The incompatibility is only for v2.x of PGP. For v5.x, the GPG (not PGP as you state) needs to have more options.
If the problem with PGP 2.x is truly an issue, then you will probably have to shell out for the PGP command-line version. Note that PGP v5 appears to have been released in 1997 and PGP v2 was in 1992-ish, so unless you are dealing with recipients that do not upgrade, you will probably have good coverage.
Import your key and others:
gpg -v --import c:\pgp\my-pub-and-priv-pgp-key.asc
Import each recipient key
gpg -v --import c:\pgp\pub\recipient1.asc
gpg -v --import c:\pgp\pub\recipientN.asc
For some reason the command-line options are really hard to find in the locally installed Windows manual; here they are.
Now use --batch for batch mode, --passphrase-file to have your private key unlocking phrase read from the given file instead of from the keyboard via the gpg-agent*, and always trust the recipient keys. If you don't need to have the output signed, then obviously you won't need to use or unlock your private key.
Encrypt (-e) and sign (-s) a file
gpg -v --always-trust --batch --passphrase-file mypassphrasefile -se -r
recipient1 -r recipient2 ... -r recipientN -o output-file file-to-encrypt
Files should be able to be decrypted and verified with PGP by the recipients.

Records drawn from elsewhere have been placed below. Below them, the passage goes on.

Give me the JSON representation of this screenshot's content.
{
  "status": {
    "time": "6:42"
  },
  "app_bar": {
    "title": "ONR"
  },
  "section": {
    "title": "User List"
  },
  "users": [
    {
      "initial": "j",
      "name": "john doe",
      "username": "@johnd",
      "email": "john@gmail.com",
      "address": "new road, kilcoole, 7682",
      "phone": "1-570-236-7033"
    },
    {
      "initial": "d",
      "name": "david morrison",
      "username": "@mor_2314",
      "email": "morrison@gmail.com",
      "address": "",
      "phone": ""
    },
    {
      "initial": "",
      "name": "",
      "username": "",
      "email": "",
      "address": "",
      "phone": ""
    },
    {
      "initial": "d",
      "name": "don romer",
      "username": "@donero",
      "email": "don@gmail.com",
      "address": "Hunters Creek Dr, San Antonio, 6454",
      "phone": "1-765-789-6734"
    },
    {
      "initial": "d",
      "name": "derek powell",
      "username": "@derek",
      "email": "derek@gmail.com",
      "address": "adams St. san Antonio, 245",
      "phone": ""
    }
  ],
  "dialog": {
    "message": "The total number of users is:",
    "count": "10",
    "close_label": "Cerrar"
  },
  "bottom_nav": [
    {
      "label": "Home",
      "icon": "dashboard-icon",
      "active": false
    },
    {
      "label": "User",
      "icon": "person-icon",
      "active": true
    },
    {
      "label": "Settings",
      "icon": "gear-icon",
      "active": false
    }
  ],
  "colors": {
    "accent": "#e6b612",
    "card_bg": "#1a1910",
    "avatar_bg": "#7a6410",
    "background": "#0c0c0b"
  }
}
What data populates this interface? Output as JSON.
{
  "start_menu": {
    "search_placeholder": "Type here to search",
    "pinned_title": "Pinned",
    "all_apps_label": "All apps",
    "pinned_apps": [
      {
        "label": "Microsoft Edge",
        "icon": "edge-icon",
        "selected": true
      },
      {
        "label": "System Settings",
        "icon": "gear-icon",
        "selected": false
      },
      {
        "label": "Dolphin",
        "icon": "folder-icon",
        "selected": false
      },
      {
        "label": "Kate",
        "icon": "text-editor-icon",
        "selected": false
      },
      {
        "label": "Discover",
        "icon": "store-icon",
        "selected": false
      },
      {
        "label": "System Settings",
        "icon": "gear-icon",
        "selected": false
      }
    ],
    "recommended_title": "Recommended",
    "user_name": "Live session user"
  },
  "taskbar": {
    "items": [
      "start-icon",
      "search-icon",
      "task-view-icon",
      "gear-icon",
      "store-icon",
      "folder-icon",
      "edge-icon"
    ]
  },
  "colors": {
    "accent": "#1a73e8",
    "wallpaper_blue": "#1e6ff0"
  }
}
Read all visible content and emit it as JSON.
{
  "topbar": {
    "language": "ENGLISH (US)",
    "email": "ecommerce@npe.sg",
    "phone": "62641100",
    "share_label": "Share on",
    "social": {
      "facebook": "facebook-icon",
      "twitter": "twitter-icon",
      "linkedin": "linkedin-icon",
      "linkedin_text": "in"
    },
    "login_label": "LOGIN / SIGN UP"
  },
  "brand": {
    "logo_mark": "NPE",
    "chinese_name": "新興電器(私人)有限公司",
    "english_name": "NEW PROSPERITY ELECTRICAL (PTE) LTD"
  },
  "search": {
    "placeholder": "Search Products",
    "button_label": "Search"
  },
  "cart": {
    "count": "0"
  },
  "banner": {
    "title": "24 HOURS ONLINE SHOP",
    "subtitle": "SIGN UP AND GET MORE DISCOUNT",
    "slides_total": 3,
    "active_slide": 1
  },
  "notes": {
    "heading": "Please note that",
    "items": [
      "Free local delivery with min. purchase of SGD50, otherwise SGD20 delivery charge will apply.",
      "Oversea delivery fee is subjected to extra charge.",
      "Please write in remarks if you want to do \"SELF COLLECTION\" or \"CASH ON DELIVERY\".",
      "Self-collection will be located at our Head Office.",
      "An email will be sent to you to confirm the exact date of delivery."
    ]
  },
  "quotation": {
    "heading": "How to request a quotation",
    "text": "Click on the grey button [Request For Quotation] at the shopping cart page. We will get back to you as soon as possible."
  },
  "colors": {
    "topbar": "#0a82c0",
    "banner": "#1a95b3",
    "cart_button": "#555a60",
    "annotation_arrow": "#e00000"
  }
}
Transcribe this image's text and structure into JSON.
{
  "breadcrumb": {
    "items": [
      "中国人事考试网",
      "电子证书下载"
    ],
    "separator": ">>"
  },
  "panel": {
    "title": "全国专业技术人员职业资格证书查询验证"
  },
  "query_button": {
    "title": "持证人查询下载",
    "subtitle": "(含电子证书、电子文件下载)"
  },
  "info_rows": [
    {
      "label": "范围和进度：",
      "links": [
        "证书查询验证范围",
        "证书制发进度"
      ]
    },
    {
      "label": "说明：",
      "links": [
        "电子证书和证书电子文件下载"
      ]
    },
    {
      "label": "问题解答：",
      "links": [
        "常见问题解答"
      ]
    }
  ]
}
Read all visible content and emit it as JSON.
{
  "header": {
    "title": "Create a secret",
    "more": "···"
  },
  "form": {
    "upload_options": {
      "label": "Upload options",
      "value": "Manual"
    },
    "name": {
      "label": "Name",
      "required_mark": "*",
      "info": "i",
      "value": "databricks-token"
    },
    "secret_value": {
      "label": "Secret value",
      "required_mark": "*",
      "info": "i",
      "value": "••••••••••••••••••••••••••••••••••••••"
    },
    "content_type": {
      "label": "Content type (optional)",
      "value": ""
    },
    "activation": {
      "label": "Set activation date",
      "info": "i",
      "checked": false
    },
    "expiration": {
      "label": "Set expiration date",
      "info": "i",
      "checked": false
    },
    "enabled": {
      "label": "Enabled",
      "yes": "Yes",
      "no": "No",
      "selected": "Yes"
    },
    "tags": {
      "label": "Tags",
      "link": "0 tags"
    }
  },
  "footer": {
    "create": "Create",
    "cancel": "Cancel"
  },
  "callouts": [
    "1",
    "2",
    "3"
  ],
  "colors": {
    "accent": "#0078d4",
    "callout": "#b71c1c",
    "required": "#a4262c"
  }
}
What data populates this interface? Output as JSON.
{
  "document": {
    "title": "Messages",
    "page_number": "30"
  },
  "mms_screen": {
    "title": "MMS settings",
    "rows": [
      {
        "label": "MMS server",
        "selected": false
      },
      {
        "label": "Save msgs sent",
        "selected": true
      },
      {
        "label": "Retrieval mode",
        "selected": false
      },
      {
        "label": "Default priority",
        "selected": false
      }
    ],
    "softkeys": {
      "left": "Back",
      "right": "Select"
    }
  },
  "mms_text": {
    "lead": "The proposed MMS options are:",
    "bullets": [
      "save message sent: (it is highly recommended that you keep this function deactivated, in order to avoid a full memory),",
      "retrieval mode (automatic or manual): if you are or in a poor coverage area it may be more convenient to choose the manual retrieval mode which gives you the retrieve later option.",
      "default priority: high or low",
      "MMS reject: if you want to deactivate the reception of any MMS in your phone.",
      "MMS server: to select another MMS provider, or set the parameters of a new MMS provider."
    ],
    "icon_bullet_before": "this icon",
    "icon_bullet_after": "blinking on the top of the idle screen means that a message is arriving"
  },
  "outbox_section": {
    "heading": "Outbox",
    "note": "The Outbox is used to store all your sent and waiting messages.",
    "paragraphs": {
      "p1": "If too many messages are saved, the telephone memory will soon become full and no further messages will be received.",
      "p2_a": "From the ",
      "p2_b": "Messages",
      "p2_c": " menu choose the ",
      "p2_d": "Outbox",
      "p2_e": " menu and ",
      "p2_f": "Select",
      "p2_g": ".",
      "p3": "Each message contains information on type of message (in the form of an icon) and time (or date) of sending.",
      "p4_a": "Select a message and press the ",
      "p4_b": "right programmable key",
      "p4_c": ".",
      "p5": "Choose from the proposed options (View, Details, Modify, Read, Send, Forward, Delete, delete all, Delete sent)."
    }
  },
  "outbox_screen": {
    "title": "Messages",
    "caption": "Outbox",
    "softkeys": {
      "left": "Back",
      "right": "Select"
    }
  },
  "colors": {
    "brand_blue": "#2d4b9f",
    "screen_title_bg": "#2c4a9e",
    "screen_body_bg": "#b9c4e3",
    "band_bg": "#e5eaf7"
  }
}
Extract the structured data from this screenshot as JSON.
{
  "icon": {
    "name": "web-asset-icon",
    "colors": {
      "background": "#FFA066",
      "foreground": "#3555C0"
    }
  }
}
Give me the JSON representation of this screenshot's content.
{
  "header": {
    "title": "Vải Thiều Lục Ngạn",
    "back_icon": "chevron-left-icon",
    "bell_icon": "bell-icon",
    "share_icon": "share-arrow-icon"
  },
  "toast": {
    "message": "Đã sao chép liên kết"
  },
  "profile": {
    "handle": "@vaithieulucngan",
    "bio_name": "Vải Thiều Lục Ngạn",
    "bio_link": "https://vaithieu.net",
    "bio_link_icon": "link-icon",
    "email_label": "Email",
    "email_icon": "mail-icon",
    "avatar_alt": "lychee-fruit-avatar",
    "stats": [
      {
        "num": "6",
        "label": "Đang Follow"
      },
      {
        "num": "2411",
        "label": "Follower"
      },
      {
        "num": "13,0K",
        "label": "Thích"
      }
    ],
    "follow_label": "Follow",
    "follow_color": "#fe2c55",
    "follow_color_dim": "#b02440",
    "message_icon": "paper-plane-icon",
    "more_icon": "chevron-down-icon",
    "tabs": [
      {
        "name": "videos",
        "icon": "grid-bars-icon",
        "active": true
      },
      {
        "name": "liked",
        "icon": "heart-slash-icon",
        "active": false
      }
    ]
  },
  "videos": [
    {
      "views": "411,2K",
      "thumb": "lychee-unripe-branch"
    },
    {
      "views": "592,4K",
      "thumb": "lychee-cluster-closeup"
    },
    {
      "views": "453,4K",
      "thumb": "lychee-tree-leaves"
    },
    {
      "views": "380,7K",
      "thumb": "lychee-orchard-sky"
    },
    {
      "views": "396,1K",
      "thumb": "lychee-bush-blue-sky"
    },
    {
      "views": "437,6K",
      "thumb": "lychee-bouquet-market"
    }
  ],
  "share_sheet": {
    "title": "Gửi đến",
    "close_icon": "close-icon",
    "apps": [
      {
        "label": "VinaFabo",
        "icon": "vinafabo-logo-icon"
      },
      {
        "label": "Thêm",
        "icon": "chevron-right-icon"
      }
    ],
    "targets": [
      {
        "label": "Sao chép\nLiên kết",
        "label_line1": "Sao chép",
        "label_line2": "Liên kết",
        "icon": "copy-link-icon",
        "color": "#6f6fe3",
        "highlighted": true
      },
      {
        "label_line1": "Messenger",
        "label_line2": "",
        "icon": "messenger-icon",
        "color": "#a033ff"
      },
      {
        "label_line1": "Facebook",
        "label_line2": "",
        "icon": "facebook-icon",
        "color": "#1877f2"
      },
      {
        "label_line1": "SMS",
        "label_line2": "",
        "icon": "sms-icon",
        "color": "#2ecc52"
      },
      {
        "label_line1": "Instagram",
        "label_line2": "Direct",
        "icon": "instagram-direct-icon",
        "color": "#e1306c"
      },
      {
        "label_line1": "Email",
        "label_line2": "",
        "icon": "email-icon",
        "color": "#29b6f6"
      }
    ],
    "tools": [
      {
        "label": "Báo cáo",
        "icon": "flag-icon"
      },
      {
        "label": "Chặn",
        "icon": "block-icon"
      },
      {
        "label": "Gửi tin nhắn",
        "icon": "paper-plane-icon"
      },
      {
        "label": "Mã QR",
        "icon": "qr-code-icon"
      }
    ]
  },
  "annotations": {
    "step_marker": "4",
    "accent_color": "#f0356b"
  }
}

*I don't think I have to say what kind of potentially bad idea it is to store your private key passphrase in a cleartext file. Note that on Windows, the gpg-agent will read your private key from the keyboard and cache it. The time period it caches it for can be set in the gpg-agent.conf file, though I've not tried this (see here for some potential pointers; the gpg-agent.conf resides in your home dir which is set using the GNUPGHOME env var or by setting the HKCU\Software\GNU\GnuPG:HomeDir string variable).